Exercise goal
Lines holding the word "Drive" must be located in the listing below and copied.

(Beginning of Data for analysis)

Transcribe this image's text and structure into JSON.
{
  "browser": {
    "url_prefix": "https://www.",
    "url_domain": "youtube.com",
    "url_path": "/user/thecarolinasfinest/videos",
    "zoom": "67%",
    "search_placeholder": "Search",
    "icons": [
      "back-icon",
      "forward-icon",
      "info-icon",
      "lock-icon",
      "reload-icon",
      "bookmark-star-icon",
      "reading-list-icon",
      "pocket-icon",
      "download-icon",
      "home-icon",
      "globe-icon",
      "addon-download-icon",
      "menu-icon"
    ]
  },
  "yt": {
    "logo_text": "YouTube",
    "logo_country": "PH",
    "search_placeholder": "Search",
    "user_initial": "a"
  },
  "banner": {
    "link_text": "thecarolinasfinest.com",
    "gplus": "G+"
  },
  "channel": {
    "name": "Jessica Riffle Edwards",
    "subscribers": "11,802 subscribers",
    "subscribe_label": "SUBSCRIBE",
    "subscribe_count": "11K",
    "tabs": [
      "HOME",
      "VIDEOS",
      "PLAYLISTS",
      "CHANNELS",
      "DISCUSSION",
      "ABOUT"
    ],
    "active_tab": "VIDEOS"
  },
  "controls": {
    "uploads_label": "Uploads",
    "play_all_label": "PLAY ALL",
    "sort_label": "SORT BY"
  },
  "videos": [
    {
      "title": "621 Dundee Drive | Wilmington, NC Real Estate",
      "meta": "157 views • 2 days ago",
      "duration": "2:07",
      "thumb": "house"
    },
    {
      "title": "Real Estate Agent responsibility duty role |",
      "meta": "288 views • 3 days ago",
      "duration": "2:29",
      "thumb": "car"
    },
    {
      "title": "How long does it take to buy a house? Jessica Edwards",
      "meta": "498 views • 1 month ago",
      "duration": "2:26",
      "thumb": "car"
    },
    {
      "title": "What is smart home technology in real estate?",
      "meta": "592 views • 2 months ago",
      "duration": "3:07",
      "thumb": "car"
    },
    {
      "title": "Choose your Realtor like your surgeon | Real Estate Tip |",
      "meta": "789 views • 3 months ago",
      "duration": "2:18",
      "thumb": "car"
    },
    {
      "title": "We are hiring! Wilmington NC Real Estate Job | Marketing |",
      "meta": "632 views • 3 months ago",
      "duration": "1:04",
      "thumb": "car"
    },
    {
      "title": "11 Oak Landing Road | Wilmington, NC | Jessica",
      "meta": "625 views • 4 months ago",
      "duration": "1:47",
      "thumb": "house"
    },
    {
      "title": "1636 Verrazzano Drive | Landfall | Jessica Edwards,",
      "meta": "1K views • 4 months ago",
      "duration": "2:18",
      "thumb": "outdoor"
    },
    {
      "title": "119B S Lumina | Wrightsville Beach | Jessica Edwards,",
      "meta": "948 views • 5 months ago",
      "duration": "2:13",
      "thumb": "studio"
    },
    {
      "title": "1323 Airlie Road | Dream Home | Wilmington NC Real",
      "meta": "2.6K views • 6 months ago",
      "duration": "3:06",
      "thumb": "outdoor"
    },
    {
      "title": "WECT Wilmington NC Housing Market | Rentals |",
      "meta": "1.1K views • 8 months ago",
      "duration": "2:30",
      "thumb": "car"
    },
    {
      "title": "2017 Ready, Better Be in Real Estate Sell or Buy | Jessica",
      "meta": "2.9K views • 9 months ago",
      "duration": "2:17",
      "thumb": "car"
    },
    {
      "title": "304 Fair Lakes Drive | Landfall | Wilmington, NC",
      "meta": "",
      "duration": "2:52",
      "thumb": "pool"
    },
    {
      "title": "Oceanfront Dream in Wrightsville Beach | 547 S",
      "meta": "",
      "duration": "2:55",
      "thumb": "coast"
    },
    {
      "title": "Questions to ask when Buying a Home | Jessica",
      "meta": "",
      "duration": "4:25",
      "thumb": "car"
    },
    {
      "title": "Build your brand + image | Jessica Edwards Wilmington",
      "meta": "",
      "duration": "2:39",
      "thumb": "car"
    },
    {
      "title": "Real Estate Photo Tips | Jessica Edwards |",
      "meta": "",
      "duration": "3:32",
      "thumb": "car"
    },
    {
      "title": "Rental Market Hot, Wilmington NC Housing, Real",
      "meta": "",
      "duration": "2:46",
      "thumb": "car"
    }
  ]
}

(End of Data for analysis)
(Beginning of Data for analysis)

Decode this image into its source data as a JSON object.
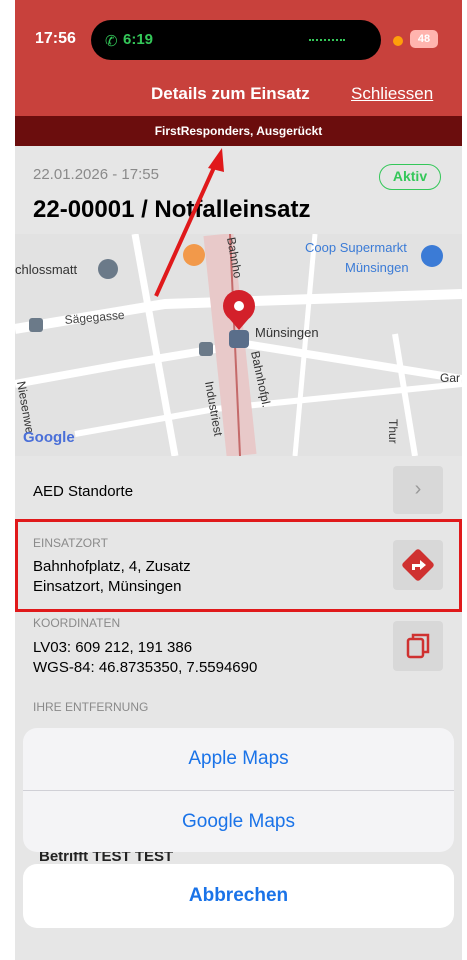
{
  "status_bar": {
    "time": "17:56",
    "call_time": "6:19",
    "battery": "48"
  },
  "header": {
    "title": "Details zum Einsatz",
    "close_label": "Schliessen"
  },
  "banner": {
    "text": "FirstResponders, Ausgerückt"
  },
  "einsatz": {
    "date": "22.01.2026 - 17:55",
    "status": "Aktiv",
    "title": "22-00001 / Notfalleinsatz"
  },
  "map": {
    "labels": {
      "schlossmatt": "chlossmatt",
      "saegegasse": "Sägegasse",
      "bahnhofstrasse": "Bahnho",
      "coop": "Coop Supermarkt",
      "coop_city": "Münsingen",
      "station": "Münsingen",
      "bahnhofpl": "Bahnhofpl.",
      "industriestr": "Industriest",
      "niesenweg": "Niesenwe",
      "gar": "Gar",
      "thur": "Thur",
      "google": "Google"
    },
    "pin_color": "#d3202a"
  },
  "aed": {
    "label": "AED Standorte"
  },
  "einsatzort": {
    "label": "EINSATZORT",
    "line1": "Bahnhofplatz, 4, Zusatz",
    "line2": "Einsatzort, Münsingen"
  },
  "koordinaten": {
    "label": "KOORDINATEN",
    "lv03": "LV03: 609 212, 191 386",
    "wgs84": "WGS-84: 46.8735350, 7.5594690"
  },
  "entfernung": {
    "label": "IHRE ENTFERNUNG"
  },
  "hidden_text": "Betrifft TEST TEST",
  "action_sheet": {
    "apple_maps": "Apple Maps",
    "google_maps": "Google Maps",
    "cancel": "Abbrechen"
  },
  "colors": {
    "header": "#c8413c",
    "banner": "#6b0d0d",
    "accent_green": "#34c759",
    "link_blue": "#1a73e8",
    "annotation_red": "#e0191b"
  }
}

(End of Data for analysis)

Task answer
      "title": "621 Dundee Drive | Wilmington, NC Real Estate",
      "title": "1636 Verrazzano Drive | Landfall | Jessica Edwards,",
      "title": "304 Fair Lakes Drive | Landfall | Wilmington, NC",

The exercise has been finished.